After all, when you disrupt YouTube videos with commercials isn’t that a backward step?

Few would wish those spots were a millisecond longer than they are.

They’ve got just enough inventiveness and engagement power to reach the mediocre level.

That’s not just me grousing.

Keep your ears open next time you’re in Starbucks. More than a few people are irked by boring online ads.

Now, how about television?

The North Carolina Senate race has set a record for spending.

$100 Million plus, with more than 20,000 ads in the last two weeks.

Most of it is on TV.

But is everyone watching television these days? Not really.

These spots come on when anyone with a life is doing other things.

Like shopping for lululemon pants, reading directions to build an Ikea coffee table,  waiting for an upgrade at the Verizon store or getting carrots, kale, apples and wheat grass together to juice up a smoothie.

The TV screen isn’t the priority it once was, or haven’t the political campaign planners heard that.

Why haven’t both sides taken this to heart and replicated the President’s social media strategies?

The ones that put him the White House.

How can you spend so much and ignore the way your target audience gets its information?

In any case, election day is tomorrow.
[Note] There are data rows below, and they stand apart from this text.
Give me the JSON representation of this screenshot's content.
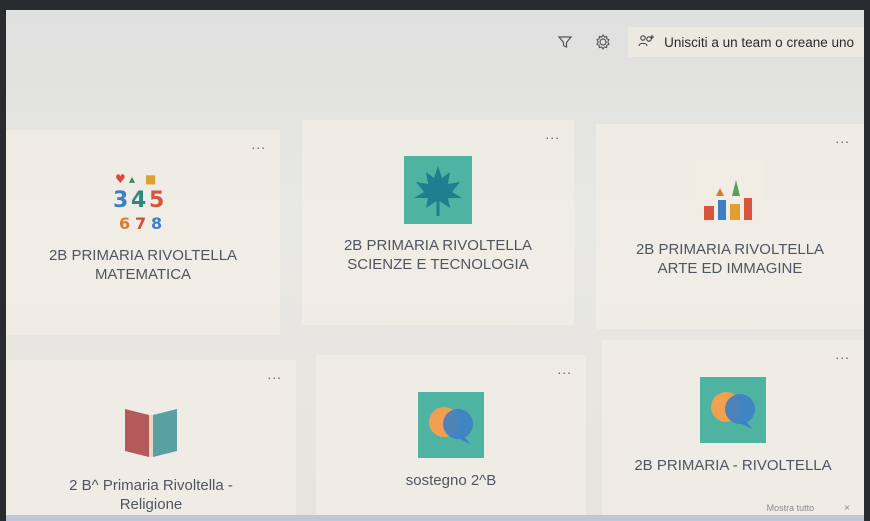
{
  "toolbar": {
    "filter_icon": "filter-icon",
    "settings_icon": "gear-icon",
    "join_icon": "team-add-icon",
    "join_label": "Unisciti a un team o creane uno"
  },
  "teams": [
    {
      "name": "2B PRIMARIA RIVOLTELLA\nMATEMATICA",
      "more": "...",
      "thumb": "numbers-icon"
    },
    {
      "name": "2B PRIMARIA RIVOLTELLA\nSCIENZE E TECNOLOGIA",
      "more": "...",
      "thumb": "leaf-icon"
    },
    {
      "name": "2B PRIMARIA RIVOLTELLA\nARTE ED IMMAGINE",
      "more": "...",
      "thumb": "art-icon"
    },
    {
      "name": "2 B^ Primaria Rivoltella -\nReligione",
      "more": "...",
      "thumb": "book-icon"
    },
    {
      "name": "sostegno 2^B",
      "more": "...",
      "thumb": "chat-bubbles-icon"
    },
    {
      "name": "2B PRIMARIA - RIVOLTELLA",
      "more": "...",
      "thumb": "chat-bubbles-icon"
    }
  ],
  "footer": {
    "mostra_label": "Mostra tutto",
    "close_label": "×"
  },
  "colors": {
    "accent": "#2f8f8f",
    "text": "#4f5660",
    "button_bg": "#ece9e1"
  }
}
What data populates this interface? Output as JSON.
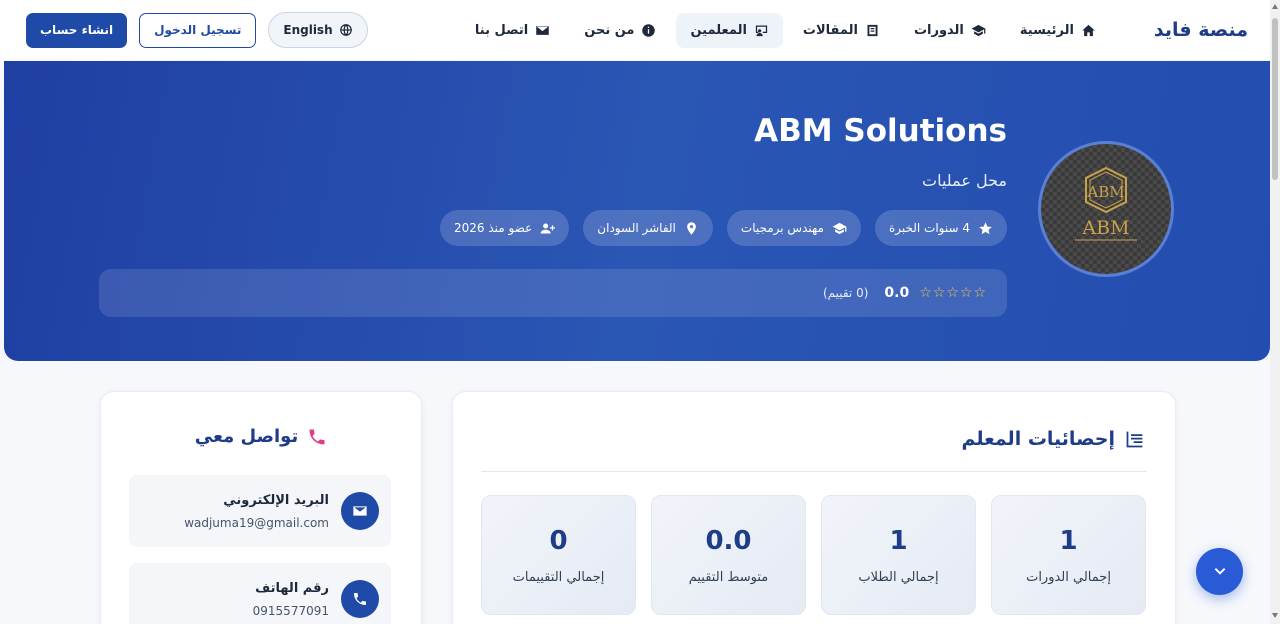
{
  "nav": {
    "brand": "منصة فايد",
    "links": [
      {
        "label": "الرئيسية",
        "icon": "home-icon"
      },
      {
        "label": "الدورات",
        "icon": "graduation-cap-icon"
      },
      {
        "label": "المقالات",
        "icon": "book-icon"
      },
      {
        "label": "المعلمين",
        "icon": "teacher-icon",
        "active": true
      },
      {
        "label": "من نحن",
        "icon": "info-icon"
      },
      {
        "label": "اتصل بنا",
        "icon": "envelope-icon"
      }
    ],
    "lang_label": "English",
    "login_label": "تسجيل الدخول",
    "signup_label": "انشاء حساب"
  },
  "profile": {
    "name": "ABM Solutions",
    "subtitle": "محل عمليات",
    "avatar_text": "ABM",
    "avatar_caption": "ABM",
    "badges": [
      {
        "label": "4 سنوات الخبرة",
        "icon": "star-icon"
      },
      {
        "label": "مهندس برمجيات",
        "icon": "graduation-cap-icon"
      },
      {
        "label": "الفاشر السودان",
        "icon": "map-pin-icon"
      },
      {
        "label": "عضو منذ 2026",
        "icon": "user-plus-icon"
      }
    ],
    "rating": {
      "stars": "☆☆☆☆☆",
      "value": "0.0",
      "count_text": "(0 تقييم)"
    }
  },
  "stats": {
    "title": "إحصائيات المعلم",
    "items": [
      {
        "value": "1",
        "label": "إجمالي الدورات"
      },
      {
        "value": "1",
        "label": "إجمالي الطلاب"
      },
      {
        "value": "0.0",
        "label": "متوسط التقييم"
      },
      {
        "value": "0",
        "label": "إجمالي التقييمات"
      }
    ]
  },
  "contact": {
    "title": "تواصل معي",
    "email_label": "البريد الإلكتروني",
    "email_value": "wadjuma19@gmail.com",
    "phone_label": "رقم الهاتف",
    "phone_value": "0915577091"
  },
  "colors": {
    "primary": "#1f4aa8",
    "brand": "#1f3c88",
    "hero_gradient_start": "#1f3fa3",
    "accent_pink": "#e23d8a",
    "star_gold": "#f5c44e"
  }
}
But even before the North Carolina polls open there’s already a clear winner.

Media companies swimming in campaign millions.

In my hunt for the future I’m going to have to go back to reading about innovations like a thought-controlled wheel chair.

It’s being developed by a 27-year-old engineer called Jordan Son Nguyen.

Or maybe next time I rent a car I’ll get one that parks itself. Then head in to a clinic to be fitted with a microchip in my hand.

That way, with something called a ‘RFID transponder’, I can do away with credit cards, a passport and the need to recount my medical history if I’m brought into an ER Room unconscious.

More on the subject of exciting new things, I’ll be looking forward to February 2015 for the new Vince Gilligan series, Better Call Saul. On my iPad, of course.

For those who love a good story and an involving narrative, that clearly defines the future.

Share with us. How do we go beyond contenting ourselves with ‘likes’ and ‘click through’ rates? How do we start using digital in ways that aren’t ‘last year’ or ‘last century’? Thanks for reading. Regards, Steve Ulin